(Data section Opens)

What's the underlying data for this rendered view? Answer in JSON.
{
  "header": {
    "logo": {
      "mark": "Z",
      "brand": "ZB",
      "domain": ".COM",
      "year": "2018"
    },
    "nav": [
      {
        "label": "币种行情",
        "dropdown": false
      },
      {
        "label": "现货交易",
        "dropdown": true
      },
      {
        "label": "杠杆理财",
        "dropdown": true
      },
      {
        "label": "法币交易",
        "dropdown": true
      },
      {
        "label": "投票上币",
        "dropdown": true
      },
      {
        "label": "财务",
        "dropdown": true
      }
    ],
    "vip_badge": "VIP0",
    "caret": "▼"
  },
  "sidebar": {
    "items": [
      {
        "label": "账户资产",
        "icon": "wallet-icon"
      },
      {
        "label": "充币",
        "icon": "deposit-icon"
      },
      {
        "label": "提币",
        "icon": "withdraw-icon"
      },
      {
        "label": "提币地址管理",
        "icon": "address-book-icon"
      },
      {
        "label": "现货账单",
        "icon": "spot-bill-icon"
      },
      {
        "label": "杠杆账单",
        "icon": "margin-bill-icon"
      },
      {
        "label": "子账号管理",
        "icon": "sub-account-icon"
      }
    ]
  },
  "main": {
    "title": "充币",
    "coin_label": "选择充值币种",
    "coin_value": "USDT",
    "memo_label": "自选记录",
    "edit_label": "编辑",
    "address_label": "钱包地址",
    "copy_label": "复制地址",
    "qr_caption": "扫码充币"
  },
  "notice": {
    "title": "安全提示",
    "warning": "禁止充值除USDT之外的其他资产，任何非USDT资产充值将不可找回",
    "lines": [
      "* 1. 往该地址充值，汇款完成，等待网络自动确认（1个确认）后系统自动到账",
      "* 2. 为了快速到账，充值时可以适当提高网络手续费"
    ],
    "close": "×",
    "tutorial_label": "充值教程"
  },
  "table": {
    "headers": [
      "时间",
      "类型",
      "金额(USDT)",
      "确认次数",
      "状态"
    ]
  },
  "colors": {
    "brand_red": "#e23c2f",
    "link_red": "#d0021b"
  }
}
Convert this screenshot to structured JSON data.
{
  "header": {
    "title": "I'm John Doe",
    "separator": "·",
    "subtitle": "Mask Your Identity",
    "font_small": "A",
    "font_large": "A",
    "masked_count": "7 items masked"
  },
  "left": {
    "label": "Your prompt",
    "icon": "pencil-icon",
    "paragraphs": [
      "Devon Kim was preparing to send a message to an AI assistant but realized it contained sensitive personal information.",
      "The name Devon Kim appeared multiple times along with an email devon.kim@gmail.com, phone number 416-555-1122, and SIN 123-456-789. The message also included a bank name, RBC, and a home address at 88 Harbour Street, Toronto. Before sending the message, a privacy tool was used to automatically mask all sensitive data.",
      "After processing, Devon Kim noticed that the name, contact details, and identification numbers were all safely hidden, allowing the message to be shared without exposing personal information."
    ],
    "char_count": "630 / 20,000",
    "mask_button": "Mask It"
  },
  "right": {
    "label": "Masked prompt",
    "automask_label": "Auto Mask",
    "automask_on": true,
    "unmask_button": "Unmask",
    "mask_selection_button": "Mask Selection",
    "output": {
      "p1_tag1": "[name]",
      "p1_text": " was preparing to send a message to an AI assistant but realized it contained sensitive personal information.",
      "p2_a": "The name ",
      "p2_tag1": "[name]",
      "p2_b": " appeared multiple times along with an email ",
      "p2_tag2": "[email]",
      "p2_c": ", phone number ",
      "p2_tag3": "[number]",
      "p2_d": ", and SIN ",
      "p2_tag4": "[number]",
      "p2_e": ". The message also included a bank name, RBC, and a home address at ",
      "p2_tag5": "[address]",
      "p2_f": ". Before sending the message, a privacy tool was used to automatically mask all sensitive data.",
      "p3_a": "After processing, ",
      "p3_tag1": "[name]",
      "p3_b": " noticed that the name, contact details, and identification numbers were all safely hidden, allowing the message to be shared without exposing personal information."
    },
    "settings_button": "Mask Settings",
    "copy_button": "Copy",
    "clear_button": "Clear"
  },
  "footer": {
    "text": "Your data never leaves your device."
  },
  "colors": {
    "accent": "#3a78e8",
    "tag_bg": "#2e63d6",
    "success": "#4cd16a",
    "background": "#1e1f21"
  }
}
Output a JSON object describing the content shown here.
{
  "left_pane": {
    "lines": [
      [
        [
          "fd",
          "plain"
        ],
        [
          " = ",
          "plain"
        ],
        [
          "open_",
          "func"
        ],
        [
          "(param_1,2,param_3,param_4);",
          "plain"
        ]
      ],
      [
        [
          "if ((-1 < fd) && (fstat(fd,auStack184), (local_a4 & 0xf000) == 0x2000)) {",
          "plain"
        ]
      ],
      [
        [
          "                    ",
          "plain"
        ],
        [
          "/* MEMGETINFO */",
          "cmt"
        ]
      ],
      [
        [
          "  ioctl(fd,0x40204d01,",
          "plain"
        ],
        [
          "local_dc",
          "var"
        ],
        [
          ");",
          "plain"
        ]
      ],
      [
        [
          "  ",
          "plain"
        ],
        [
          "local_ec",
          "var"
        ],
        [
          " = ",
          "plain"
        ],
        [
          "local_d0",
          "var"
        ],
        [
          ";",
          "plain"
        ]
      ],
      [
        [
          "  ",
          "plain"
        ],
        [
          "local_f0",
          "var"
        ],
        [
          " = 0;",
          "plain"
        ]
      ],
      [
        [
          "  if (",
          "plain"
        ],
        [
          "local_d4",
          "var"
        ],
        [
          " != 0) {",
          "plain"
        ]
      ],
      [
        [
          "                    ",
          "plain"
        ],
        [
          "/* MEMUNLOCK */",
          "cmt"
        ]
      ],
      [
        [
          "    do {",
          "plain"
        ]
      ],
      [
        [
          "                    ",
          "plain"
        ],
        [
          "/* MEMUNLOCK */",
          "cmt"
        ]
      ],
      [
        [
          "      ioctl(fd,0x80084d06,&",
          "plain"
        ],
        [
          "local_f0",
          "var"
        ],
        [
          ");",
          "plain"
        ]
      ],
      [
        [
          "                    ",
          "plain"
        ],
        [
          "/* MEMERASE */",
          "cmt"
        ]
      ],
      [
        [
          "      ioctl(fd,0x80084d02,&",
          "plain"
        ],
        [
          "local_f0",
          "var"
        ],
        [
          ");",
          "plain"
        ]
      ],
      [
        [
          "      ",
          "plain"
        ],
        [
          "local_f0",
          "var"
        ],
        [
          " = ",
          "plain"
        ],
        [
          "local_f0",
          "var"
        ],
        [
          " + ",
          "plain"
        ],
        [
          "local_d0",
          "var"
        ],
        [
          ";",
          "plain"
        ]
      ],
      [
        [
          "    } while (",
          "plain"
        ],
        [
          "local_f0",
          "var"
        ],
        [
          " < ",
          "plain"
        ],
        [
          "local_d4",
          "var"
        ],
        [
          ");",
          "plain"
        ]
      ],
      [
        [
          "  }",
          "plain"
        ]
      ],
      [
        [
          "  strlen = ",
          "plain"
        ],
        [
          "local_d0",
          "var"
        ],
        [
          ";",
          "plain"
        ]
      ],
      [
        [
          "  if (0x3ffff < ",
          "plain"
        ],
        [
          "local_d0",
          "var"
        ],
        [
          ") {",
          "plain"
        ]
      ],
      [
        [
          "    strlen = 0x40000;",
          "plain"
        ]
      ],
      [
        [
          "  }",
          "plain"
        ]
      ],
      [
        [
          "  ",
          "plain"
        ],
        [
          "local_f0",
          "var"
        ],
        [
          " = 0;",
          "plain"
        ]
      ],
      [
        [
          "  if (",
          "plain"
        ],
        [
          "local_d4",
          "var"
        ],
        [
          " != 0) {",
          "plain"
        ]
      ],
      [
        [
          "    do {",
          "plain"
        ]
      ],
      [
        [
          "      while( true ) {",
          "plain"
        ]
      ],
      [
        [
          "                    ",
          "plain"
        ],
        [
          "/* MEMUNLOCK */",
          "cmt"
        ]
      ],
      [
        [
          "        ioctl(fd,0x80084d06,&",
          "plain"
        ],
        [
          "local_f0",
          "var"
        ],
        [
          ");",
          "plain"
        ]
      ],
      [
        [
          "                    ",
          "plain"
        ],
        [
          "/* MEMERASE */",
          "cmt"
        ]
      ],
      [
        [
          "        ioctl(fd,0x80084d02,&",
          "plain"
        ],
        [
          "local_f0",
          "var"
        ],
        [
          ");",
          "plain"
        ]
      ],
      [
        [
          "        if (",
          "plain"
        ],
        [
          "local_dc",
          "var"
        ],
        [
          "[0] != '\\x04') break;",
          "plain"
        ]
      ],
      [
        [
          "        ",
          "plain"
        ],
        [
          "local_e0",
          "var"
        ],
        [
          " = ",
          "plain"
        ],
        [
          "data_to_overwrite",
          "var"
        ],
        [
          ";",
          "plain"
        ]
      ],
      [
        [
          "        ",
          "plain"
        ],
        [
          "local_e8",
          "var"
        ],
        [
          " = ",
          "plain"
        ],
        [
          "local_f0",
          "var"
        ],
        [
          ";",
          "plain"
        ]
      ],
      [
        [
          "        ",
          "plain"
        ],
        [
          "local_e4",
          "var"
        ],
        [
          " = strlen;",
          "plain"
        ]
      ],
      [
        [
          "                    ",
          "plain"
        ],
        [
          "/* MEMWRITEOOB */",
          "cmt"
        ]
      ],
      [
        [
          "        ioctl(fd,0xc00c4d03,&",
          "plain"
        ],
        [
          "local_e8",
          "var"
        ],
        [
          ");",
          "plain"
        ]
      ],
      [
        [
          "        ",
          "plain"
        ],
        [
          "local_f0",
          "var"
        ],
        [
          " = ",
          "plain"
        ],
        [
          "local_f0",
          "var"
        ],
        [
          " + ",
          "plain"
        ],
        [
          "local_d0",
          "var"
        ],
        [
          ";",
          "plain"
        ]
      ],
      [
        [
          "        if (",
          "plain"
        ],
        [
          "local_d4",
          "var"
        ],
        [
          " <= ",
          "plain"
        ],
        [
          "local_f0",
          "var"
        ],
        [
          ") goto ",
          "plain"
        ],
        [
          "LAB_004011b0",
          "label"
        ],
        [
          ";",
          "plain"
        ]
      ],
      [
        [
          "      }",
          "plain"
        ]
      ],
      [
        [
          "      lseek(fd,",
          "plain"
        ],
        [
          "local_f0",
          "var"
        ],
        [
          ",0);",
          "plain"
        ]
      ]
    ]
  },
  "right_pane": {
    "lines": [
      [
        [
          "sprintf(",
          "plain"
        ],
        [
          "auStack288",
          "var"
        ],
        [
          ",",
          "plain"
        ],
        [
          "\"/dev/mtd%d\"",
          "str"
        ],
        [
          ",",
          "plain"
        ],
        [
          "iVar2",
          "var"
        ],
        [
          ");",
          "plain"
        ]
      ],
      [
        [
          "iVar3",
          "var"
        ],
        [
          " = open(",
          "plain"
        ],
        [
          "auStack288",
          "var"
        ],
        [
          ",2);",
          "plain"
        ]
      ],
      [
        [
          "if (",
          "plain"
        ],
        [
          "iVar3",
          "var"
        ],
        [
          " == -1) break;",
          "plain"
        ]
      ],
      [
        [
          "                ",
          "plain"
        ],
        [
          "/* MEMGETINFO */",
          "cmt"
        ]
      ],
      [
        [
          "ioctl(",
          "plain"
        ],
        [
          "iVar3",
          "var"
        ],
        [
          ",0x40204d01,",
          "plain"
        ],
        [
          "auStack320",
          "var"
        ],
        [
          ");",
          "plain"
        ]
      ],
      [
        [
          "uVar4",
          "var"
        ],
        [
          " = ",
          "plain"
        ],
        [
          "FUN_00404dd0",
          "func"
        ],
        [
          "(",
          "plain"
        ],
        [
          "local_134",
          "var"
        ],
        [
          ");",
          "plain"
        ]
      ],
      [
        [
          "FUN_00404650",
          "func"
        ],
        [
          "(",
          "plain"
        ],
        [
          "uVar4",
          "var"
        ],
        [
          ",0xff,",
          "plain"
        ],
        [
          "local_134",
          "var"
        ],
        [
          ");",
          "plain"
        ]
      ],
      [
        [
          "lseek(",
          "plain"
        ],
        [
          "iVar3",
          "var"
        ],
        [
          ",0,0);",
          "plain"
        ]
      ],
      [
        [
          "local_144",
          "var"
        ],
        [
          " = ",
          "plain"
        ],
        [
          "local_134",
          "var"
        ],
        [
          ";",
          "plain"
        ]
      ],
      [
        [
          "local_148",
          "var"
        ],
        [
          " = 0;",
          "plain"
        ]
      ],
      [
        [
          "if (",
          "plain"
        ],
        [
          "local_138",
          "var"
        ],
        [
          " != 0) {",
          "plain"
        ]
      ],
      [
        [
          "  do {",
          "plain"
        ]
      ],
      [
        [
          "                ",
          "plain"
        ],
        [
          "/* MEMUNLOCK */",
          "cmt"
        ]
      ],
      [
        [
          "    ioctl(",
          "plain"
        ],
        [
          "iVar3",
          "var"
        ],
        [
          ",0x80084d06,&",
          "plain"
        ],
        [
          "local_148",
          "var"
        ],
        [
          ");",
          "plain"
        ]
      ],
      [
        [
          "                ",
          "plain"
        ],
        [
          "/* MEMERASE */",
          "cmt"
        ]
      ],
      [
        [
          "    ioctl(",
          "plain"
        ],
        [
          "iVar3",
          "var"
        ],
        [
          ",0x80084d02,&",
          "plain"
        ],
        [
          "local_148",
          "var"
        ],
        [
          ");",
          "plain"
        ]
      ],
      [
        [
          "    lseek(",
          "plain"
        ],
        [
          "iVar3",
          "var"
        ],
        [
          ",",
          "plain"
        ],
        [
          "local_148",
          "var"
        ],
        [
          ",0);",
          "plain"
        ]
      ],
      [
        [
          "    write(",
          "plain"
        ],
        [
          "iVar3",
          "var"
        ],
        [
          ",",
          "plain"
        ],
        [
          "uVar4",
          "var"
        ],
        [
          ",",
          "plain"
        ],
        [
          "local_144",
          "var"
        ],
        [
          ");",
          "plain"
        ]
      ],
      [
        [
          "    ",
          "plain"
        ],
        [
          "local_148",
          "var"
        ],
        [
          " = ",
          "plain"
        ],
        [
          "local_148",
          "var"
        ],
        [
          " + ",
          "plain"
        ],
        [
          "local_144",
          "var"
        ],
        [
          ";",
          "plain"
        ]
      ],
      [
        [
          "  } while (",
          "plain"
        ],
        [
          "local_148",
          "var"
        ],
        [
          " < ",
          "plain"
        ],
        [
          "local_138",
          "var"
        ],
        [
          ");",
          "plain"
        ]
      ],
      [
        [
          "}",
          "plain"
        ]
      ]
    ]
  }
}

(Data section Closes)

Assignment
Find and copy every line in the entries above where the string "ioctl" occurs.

The completed task
          "  ioctl(fd,0x40204d01,",
          "      ioctl(fd,0x80084d06,&",
          "      ioctl(fd,0x80084d02,&",
          "        ioctl(fd,0x80084d06,&",
          "        ioctl(fd,0x80084d02,&",
          "        ioctl(fd,0xc00c4d03,&",
          "ioctl(",
          "    ioctl(",
          "    ioctl(",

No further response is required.